You see a strategy has the potential to connect your resources, events, curriculum, and leaders into one integrated plan to lead a child or teenager into a growing relationship with Jesus. That’s the mission after all, right?
So, what does this look like and how do you be strategic as you plan your ministry year?
It isn’t as simple as grabbing dates on a calendar and dropping in your events. Families are busy, and when it comes to scheduling our church calendar, a best practice is to realize the other calendars in a family’s life that influence their availability.
Basically, you need to be aware of the . . .
local school calendars, community calendars, and church calendar.
That’s because you should strive for your ministry calendar to compliment instead of compete with the other events happening in a family’s everyday world. Not only will each event generally just be more successful, but you will also demonstrate that you are thinking about families and care about them.
While planning your year you don’t just need to be mindful of the other calendars affecting the families in your ministry.

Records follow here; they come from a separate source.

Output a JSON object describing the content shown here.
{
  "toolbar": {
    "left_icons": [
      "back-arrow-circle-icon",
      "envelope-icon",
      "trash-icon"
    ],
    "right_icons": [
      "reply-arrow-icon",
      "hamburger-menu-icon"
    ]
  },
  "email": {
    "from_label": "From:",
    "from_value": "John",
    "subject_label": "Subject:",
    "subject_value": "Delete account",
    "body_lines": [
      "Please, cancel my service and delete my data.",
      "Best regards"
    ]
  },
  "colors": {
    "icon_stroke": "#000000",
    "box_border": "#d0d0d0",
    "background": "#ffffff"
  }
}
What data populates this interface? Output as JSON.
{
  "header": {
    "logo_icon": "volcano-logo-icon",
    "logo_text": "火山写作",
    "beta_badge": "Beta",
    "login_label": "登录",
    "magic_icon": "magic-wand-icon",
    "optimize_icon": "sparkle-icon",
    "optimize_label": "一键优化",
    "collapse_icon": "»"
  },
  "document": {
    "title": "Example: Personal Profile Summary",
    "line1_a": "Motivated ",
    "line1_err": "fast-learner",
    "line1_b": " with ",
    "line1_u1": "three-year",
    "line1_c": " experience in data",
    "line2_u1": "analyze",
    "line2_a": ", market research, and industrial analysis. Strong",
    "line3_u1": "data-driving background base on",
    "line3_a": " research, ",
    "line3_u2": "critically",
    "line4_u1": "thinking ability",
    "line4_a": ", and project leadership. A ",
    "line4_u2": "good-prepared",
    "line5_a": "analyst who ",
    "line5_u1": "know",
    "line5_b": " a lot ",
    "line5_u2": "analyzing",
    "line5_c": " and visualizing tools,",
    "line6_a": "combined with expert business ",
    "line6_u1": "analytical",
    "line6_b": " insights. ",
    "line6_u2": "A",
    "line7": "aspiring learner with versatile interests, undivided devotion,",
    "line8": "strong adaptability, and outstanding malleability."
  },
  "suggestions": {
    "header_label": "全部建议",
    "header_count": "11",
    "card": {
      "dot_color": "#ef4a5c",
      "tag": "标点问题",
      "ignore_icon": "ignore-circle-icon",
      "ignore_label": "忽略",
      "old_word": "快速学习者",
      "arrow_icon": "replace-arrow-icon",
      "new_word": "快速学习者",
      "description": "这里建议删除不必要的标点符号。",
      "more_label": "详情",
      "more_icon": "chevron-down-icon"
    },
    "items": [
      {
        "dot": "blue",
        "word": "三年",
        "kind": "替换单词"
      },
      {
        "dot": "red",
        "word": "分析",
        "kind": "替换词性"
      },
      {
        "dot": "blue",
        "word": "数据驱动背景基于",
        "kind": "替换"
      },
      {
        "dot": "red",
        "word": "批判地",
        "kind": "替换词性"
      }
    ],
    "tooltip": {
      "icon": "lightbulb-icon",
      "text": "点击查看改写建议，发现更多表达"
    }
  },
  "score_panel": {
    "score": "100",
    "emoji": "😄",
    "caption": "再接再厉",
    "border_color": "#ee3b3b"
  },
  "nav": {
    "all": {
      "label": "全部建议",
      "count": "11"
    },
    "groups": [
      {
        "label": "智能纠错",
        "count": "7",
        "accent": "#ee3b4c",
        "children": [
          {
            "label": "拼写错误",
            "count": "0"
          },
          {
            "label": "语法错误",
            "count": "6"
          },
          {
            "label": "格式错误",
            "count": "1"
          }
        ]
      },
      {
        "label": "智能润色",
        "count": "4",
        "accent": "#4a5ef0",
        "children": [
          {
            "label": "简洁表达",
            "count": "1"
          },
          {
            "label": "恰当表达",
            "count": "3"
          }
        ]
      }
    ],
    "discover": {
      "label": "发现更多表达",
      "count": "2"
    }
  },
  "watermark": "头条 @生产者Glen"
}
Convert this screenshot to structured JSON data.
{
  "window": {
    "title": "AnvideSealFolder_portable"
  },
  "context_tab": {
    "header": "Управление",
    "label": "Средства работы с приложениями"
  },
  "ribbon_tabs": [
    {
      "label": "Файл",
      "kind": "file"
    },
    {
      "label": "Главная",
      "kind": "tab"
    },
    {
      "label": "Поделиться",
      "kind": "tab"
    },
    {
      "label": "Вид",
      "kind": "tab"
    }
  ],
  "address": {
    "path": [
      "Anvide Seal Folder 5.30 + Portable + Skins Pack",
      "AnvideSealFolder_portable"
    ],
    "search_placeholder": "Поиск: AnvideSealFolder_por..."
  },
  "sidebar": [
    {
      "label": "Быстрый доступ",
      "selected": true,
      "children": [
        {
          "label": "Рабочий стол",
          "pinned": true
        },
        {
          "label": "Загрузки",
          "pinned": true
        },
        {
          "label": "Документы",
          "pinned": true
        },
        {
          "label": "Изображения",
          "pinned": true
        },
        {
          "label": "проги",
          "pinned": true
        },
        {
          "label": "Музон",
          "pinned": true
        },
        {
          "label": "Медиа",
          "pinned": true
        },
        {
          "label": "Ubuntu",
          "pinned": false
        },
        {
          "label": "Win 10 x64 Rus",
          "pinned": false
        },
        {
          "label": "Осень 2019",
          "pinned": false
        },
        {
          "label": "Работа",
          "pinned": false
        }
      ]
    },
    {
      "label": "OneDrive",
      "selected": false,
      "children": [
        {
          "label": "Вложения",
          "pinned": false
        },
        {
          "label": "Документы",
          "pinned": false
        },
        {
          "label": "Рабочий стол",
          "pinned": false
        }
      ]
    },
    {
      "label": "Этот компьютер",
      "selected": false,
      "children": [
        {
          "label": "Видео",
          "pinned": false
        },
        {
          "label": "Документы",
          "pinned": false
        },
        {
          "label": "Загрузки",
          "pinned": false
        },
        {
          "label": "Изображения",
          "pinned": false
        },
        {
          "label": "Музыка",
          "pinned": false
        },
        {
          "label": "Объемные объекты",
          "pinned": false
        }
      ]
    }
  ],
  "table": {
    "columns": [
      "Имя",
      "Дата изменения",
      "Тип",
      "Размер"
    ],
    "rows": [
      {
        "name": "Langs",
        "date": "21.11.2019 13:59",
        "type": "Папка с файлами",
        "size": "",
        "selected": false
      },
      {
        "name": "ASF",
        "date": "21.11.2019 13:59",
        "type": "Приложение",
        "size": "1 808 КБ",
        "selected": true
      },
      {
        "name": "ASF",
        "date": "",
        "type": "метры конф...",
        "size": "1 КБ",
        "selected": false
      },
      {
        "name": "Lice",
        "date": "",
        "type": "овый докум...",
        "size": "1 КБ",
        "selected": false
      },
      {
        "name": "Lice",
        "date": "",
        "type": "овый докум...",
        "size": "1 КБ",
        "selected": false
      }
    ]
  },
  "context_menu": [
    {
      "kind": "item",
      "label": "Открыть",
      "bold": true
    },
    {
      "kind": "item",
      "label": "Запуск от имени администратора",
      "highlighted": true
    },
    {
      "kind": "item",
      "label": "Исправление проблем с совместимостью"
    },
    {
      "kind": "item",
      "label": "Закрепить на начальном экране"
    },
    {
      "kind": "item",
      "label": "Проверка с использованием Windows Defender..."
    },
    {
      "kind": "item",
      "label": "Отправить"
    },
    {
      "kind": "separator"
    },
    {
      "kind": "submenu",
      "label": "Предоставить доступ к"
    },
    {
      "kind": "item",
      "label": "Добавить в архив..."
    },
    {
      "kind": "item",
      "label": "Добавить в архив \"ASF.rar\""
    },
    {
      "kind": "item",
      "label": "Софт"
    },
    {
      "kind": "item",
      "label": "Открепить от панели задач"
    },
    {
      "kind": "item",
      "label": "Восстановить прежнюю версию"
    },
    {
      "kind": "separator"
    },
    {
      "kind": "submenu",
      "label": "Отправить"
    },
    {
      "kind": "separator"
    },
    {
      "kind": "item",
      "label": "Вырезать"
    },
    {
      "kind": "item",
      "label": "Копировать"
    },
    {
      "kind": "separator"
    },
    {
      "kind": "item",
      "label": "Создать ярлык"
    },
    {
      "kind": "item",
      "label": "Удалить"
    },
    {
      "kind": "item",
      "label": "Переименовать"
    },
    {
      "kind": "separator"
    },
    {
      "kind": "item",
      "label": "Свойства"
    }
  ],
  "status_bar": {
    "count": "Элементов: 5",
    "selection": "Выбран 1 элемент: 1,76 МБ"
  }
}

You should also be strategic about what events you do and when. An event is any programming outside of your primary environment that creates energy or momentum. Events are things like camps, family experiences, milestone celebrations, and service projects.
But, not all events are created equally. There is a big difference between a random event and a strategic event.
Random events are created to meet various needs.
Strategic events are created to lead people to what’s next.
Random events work independently.
Strategic events work together.
Random events tend to establish competing systems.
Strategic events establish complementary systems.
Random events function as activities.
Strategic events function as steps.
A strategic event has the end in mind. It’s leading to something else. It’s a step toward the desired destination. Events should strengthen and solidify small groups, so kids and teenagers have a safe place and a safe group of people to process faith with as they develop an authentic faith.
Finally, as you plan your year it matters not just what events and programming you do and when, it matters what you actually say at those events. That’s why you do what you do, right? You believe in the message of who Jesus is and what He did and how that has the potential to change a kid’s or teenager’s future. That’s why you also need to plan an annual teaching calendar. After all, you will only have 30-40 hours a year to influence a kid or teenager, so you need to be intentional about saying and recycling what matters most.
That means deciding what concepts and passages and stories and verses are most important for the kids and teenagers you serve and putting those on the calendar first.
And here’s the key, we have to prioritize what matters most for them at their current stage of life.
For most of us, there will always be a gravitational pull toward teaching what is most helpful or most interesting to us, as adults. But what’s helpful for US isn’t always helpful for a teenager or a little kid. So, we have to dig into where they are developmentally and discern what they absolutely can’t miss this year.
Then, we repeat it. Why? Well, for a few reasons.
First, kids’ brains are always growing and transforming. That means they’ll understand certain truths differently as they get older. Love your neighbor looks differently in preschool than it does in social media chats or dating life. So there’s a value in repeating important concepts at every life stage. But maybe a better reason to repeat is this:
At the same time, as humans, we rarely remember something the first time we hear it. No, we have to hear the same concept over and over before we can remember and apply it to our lives.
Here at Orange, we refer to this repetition strategy as our scope and cycle—scope referring to WHAT we teach and CYCLE referring to how often it’s repeated. If you’re an Orange Partner, we give you all of this information upfront as it is the basis of our curriculum, but even if you’re not a partner, you can still access the one-year scope to help you plan your year.
Grab this resource to help you plan your ministry year.
While considering different calendars, creating strategic events, and refining your messaging strategy is a good start to planning your year, that is just the beginning of the process. We know you also have to think about partnering with parents and training volunteers, not to mention figuring out budget and resources. Creating an annual plan for your ministry is not a simple task. It takes planning, intentionality, and willingness to innovate and try something new, but the mission is too important to not be strategic.
Check out our How to Plan Your Ministry Year Resource today to make next year the best ministry year yet!